27 July 2021
According to tradition, the chapel (Schlachtkapelle) in Sempach stands on the spot where Duke Leopold III. (1343-1386) was killed. A memorial to him and other fallen Austrian nobles was erected a year after the battle.
The actual construction of the chapel dates from 1472/to 1473. Renovations are documented for 1551-1554, 1638-1641 and 1747. The present ceiling, floor and benches date from 1885-1886. The chapel was restored in the run-up to the 600th-anniversary celebrations in 1996.
The ossuary was built in 1594. It served to preserve bones from the battlefield. They took the body of Duke Leopold to the monastery Köningsfelden (Frauenfeld, canton Thurgau). The procession that followed the annual church service stopped at the three stone crosses around the chapel.
After the victorious battle in Sempach on 9 July 1386, Lucerne’s Great Council (Grosse Rat) declared this day a public holiday. Over the centuries, the commemoration was repeatedly adapted. After this victory, Lucerne began to expand its territory in small steps and consolidate its hold.

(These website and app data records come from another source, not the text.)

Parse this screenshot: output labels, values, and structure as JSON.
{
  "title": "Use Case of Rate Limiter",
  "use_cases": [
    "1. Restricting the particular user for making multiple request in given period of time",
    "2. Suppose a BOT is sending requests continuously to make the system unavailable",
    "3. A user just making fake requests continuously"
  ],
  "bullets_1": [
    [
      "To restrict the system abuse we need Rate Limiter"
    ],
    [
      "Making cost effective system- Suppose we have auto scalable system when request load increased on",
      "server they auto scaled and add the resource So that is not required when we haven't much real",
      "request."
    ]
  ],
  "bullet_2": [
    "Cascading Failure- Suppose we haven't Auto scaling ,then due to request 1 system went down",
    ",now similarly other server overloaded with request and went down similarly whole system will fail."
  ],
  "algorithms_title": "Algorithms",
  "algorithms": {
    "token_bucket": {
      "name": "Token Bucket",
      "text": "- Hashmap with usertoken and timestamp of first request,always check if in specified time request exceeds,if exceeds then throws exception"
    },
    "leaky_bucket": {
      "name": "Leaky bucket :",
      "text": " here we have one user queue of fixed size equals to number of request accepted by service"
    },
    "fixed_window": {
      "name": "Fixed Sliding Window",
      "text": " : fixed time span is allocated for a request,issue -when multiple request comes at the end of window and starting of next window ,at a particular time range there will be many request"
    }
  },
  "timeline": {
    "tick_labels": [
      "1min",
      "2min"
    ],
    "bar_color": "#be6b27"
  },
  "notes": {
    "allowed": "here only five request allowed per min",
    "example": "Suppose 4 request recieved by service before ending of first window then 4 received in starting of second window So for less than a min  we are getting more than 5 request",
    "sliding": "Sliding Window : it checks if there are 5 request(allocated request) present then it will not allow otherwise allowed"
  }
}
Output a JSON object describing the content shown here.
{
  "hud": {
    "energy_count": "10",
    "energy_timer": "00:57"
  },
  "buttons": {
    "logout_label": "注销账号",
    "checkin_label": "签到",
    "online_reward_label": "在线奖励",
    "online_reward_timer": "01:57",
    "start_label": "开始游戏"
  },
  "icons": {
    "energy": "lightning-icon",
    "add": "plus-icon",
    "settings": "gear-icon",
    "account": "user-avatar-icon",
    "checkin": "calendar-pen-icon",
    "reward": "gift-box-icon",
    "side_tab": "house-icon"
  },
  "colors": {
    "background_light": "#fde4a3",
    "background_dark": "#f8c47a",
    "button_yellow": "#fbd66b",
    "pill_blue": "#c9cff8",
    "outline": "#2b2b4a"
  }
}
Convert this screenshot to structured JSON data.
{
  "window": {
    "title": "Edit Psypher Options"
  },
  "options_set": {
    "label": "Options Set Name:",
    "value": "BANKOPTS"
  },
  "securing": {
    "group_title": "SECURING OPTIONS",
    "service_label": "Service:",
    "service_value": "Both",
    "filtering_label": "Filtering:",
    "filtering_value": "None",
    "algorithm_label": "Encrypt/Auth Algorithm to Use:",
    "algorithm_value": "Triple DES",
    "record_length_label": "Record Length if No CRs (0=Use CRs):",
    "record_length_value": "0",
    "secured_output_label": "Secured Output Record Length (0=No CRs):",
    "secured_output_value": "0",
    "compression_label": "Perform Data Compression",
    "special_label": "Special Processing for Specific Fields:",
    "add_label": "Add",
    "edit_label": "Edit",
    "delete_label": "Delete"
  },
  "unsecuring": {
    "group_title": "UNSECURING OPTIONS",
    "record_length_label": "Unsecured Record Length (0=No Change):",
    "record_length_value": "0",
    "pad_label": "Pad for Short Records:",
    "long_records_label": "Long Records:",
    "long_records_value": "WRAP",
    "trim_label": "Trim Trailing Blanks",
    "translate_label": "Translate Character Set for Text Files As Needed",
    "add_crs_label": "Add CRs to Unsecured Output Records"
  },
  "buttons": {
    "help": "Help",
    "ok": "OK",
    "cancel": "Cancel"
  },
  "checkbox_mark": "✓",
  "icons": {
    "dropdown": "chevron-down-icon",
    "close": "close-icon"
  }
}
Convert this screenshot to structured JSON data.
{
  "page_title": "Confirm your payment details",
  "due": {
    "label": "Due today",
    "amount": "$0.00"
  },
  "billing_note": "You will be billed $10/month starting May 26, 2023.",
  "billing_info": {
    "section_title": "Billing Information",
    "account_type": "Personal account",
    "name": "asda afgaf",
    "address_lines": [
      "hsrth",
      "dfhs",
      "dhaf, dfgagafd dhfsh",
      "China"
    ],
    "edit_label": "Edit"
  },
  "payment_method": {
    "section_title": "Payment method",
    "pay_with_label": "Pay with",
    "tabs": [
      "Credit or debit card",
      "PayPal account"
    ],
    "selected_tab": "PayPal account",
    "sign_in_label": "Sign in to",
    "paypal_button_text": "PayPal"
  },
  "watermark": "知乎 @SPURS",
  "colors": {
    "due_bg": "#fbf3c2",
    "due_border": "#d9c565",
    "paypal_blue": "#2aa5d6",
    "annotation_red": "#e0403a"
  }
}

Through the establishment of bailiwicks, the collection of taxes and the payment of liens, the countryside was gradually freed from Habsburg rule and transformed into the territory of Lucerne.